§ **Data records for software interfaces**
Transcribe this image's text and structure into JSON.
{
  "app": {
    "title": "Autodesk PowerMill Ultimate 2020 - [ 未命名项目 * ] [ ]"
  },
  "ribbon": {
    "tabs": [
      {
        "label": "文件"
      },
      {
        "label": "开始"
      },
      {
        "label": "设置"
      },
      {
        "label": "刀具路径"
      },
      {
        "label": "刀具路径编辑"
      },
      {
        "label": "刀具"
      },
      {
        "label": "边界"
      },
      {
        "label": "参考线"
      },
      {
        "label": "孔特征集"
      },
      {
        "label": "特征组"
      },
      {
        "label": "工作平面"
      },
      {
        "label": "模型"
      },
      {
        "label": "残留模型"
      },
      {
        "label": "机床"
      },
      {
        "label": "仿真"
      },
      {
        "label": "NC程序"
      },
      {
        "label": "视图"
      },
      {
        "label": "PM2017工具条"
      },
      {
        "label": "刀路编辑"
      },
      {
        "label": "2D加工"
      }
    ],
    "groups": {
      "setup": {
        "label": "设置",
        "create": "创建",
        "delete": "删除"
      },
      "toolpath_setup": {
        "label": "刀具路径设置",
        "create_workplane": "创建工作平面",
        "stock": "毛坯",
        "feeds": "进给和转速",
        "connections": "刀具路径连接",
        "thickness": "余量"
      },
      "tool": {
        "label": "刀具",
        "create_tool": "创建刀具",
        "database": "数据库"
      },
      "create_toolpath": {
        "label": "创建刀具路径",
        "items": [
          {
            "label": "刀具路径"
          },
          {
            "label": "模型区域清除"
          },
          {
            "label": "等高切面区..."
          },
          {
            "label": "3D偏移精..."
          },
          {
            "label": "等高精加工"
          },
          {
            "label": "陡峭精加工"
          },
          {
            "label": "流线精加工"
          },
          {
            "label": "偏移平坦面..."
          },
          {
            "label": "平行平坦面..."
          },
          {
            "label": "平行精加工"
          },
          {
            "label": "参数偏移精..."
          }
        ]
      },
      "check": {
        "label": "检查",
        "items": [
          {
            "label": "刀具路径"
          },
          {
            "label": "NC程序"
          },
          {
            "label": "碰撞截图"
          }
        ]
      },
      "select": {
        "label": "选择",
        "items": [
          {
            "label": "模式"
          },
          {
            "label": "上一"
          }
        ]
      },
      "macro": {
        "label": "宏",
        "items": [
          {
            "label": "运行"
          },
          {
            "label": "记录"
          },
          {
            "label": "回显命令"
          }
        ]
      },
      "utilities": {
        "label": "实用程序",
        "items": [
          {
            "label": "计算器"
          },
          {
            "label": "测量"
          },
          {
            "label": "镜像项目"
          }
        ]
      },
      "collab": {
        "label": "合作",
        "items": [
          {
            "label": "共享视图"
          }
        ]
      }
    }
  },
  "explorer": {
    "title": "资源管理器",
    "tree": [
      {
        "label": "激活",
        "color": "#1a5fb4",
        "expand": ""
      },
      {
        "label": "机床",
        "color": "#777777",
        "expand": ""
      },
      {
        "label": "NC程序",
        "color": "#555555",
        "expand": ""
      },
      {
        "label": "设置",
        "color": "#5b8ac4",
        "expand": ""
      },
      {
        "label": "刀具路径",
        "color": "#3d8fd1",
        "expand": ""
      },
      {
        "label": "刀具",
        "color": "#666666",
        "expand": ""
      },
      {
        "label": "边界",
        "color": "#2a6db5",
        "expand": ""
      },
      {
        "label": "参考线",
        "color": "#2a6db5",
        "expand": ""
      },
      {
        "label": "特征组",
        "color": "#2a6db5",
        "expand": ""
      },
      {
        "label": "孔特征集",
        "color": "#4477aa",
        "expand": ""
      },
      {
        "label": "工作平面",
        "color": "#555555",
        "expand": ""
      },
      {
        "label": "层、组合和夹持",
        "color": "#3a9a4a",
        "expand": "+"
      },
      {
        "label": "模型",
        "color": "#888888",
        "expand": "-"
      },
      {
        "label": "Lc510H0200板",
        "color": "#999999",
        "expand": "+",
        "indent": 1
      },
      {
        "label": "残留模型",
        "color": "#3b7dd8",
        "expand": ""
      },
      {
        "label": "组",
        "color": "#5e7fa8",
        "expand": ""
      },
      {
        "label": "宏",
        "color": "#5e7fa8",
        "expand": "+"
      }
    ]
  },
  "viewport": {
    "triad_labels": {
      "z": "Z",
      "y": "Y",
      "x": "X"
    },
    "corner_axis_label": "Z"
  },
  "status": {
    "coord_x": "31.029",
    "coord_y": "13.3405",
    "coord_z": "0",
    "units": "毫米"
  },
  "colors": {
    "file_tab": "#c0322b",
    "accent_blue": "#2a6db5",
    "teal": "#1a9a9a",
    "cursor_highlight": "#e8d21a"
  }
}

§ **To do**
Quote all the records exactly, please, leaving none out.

§ **Task response**
Transcribe this image's text and structure into JSON.
{
  "app": {
    "title": "Autodesk PowerMill Ultimate 2020 - [ 未命名项目 * ] [ ]"
  },
  "ribbon": {
    "tabs": [
      {
        "label": "文件"
      },
      {
        "label": "开始"
      },
      {
        "label": "设置"
      },
      {
        "label": "刀具路径"
      },
      {
        "label": "刀具路径编辑"
      },
      {
        "label": "刀具"
      },
      {
        "label": "边界"
      },
      {
        "label": "参考线"
      },
      {
        "label": "孔特征集"
      },
      {
        "label": "特征组"
      },
      {
        "label": "工作平面"
      },
      {
        "label": "模型"
      },
      {
        "label": "残留模型"
      },
      {
        "label": "机床"
      },
      {
        "label": "仿真"
      },
      {
        "label": "NC程序"
      },
      {
        "label": "视图"
      },
      {
        "label": "PM2017工具条"
      },
      {
        "label": "刀路编辑"
      },
      {
        "label": "2D加工"
      }
    ],
    "groups": {
      "setup": {
        "label": "设置",
        "create": "创建",
        "delete": "删除"
      },
      "toolpath_setup": {
        "label": "刀具路径设置",
        "create_workplane": "创建工作平面",
        "stock": "毛坯",
        "feeds": "进给和转速",
        "connections": "刀具路径连接",
        "thickness": "余量"
      },
      "tool": {
        "label": "刀具",
        "create_tool": "创建刀具",
        "database": "数据库"
      },
      "create_toolpath": {
        "label": "创建刀具路径",
        "items": [
          {
            "label": "刀具路径"
          },
          {
            "label": "模型区域清除"
          },
          {
            "label": "等高切面区..."
          },
          {
            "label": "3D偏移精..."
          },
          {
            "label": "等高精加工"
          },
          {
            "label": "陡峭精加工"
          },
          {
            "label": "流线精加工"
          },
          {
            "label": "偏移平坦面..."
          },
          {
            "label": "平行平坦面..."
          },
          {
            "label": "平行精加工"
          },
          {
            "label": "参数偏移精..."
          }
        ]
      },
      "check": {
        "label": "检查",
        "items": [
          {
            "label": "刀具路径"
          },
          {
            "label": "NC程序"
          },
          {
            "label": "碰撞截图"
          }
        ]
      },
      "select": {
        "label": "选择",
        "items": [
          {
            "label": "模式"
          },
          {
            "label": "上一"
          }
        ]
      },
      "macro": {
        "label": "宏",
        "items": [
          {
            "label": "运行"
          },
          {
            "label": "记录"
          },
          {
            "label": "回显命令"
          }
        ]
      },
      "utilities": {
        "label": "实用程序",
        "items": [
          {
            "label": "计算器"
          },
          {
            "label": "测量"
          },
          {
            "label": "镜像项目"
          }
        ]
      },
      "collab": {
        "label": "合作",
        "items": [
          {
            "label": "共享视图"
          }
        ]
      }
    }
  },
  "explorer": {
    "title": "资源管理器",
    "tree": [
      {
        "label": "激活",
        "color": "#1a5fb4",
        "expand": ""
      },
      {
        "label": "机床",
        "color": "#777777",
        "expand": ""
      },
      {
        "label": "NC程序",
        "color": "#555555",
        "expand": ""
      },
      {
        "label": "设置",
        "color": "#5b8ac4",
        "expand": ""
      },
      {
        "label": "刀具路径",
        "color": "#3d8fd1",
        "expand": ""
      },
      {
        "label": "刀具",
        "color": "#666666",
        "expand": ""
      },
      {
        "label": "边界",
        "color": "#2a6db5",
        "expand": ""
      },
      {
        "label": "参考线",
        "color": "#2a6db5",
        "expand": ""
      },
      {
        "label": "特征组",
        "color": "#2a6db5",
        "expand": ""
      },
      {
        "label": "孔特征集",
        "color": "#4477aa",
        "expand": ""
      },
      {
        "label": "工作平面",
        "color": "#555555",
        "expand": ""
      },
      {
        "label": "层、组合和夹持",
        "color": "#3a9a4a",
        "expand": "+"
      },
      {
        "label": "模型",
        "color": "#888888",
        "expand": "-"
      },
      {
        "label": "Lc510H0200板",
        "color": "#999999",
        "expand": "+",
        "indent": 1
      },
      {
        "label": "残留模型",
        "color": "#3b7dd8",
        "expand": ""
      },
      {
        "label": "组",
        "color": "#5e7fa8",
        "expand": ""
      },
      {
        "label": "宏",
        "color": "#5e7fa8",
        "expand": "+"
      }
    ]
  },
  "viewport": {
    "triad_labels": {
      "z": "Z",
      "y": "Y",
      "x": "X"
    },
    "corner_axis_label": "Z"
  },
  "status": {
    "coord_x": "31.029",
    "coord_y": "13.3405",
    "coord_z": "0",
    "units": "毫米"
  },
  "colors": {
    "file_tab": "#c0322b",
    "accent_blue": "#2a6db5",
    "teal": "#1a9a9a",
    "cursor_highlight": "#e8d21a"
  }
}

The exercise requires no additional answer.